Every line in the records below that holds the word "Microsoft" is to be copied.

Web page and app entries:
----------
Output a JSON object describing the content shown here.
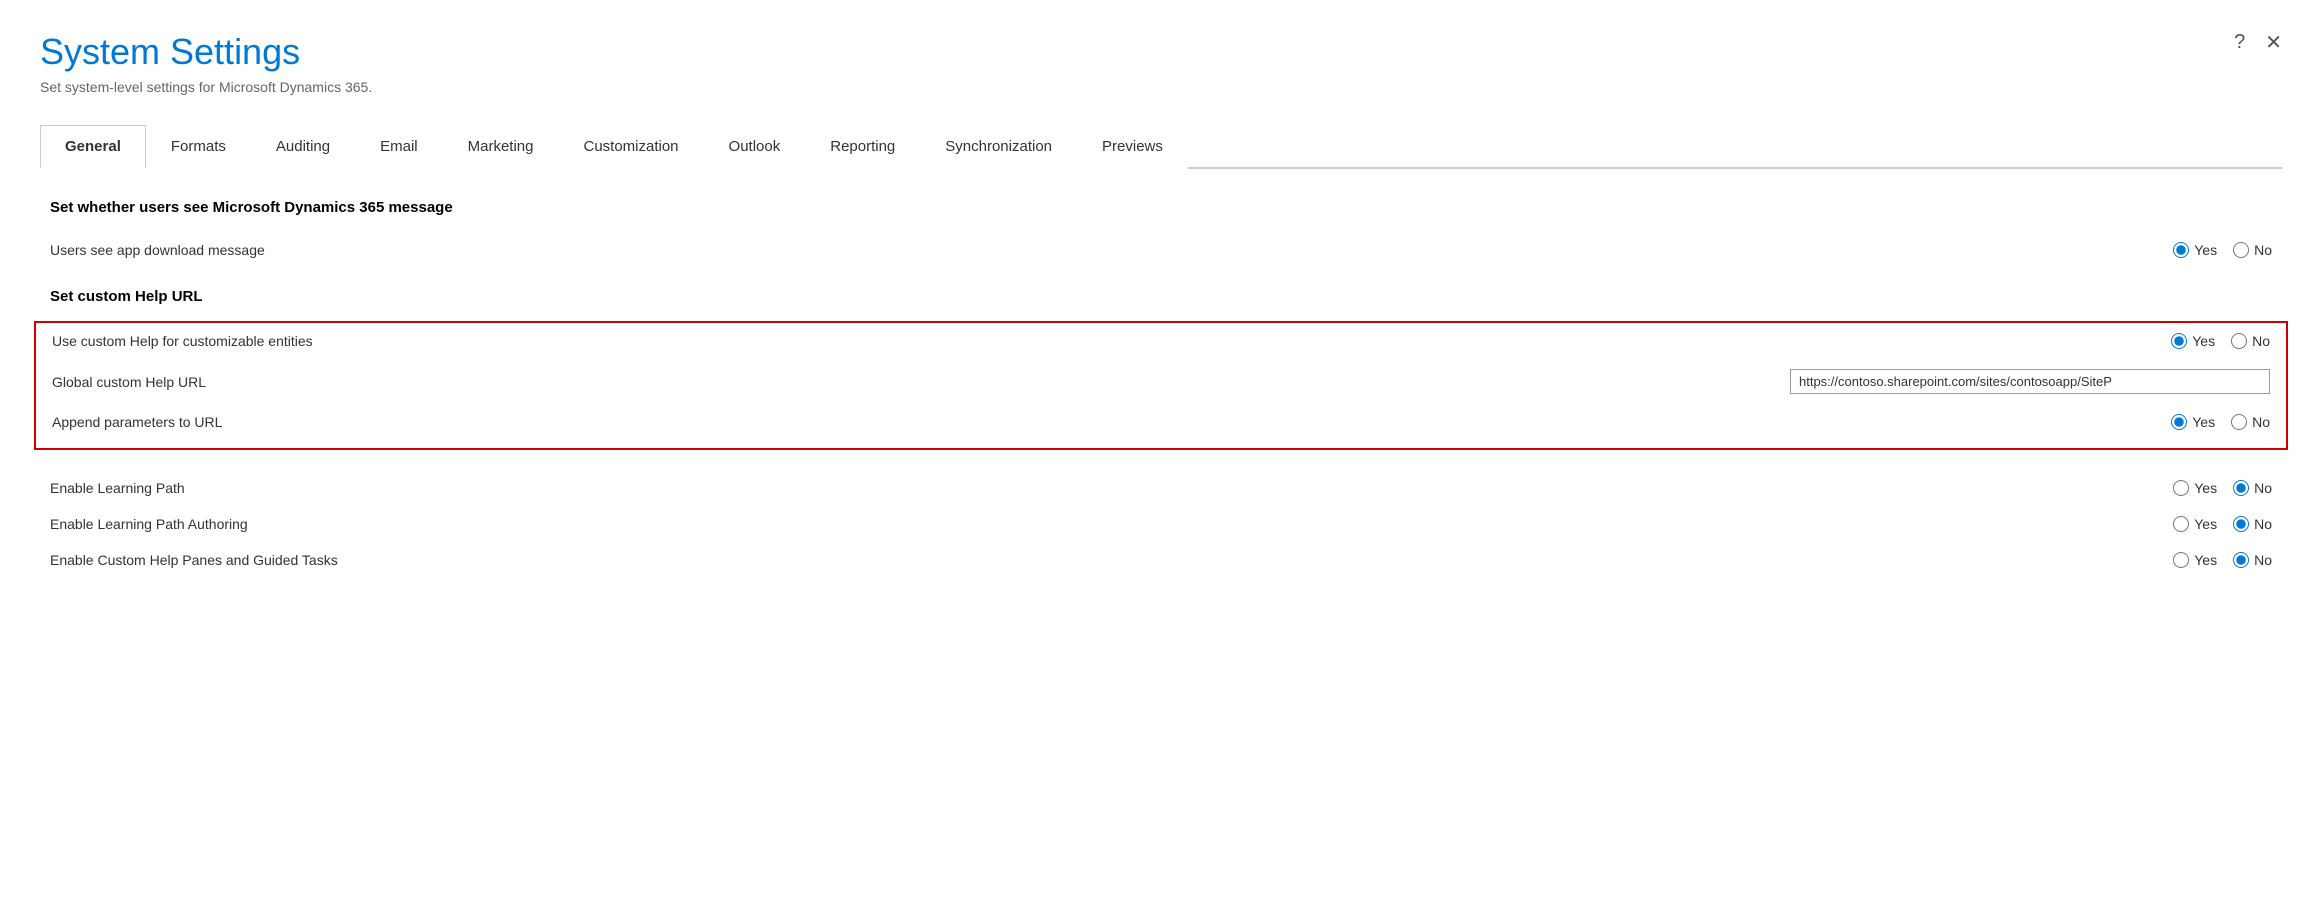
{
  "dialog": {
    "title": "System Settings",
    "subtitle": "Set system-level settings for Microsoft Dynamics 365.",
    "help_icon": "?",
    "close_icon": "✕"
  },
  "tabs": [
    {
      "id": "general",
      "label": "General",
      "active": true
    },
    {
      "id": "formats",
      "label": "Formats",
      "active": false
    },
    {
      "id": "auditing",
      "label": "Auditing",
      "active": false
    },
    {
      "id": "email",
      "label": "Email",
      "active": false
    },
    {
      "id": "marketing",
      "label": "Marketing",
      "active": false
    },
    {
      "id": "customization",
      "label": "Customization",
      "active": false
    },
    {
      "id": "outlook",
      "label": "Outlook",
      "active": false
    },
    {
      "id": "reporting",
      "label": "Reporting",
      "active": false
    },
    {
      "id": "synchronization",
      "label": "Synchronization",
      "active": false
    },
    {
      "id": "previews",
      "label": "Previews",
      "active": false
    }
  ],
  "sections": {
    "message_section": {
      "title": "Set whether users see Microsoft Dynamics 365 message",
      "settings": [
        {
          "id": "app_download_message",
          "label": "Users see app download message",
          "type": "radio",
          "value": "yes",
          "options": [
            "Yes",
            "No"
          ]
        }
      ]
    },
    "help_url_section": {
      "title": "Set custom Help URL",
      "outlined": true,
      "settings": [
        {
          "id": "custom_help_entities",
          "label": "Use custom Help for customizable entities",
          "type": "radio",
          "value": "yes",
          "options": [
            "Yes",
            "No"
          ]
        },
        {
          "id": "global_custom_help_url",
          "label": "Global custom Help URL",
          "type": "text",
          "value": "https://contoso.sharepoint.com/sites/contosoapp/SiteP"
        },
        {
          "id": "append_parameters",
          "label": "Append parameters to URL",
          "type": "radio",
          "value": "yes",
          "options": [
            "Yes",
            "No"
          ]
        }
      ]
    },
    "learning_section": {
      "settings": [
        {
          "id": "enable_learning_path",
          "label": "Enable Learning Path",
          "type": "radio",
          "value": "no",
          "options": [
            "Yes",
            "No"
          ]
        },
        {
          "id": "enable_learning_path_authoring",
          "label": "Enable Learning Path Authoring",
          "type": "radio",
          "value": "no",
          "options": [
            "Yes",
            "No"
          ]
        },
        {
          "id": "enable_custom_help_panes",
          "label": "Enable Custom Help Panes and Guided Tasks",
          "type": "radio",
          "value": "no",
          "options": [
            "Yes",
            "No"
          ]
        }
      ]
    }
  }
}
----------
SOLUTION:
    "subtitle": "Set system-level settings for Microsoft Dynamics 365.",
      "title": "Set whether users see Microsoft Dynamics 365 message",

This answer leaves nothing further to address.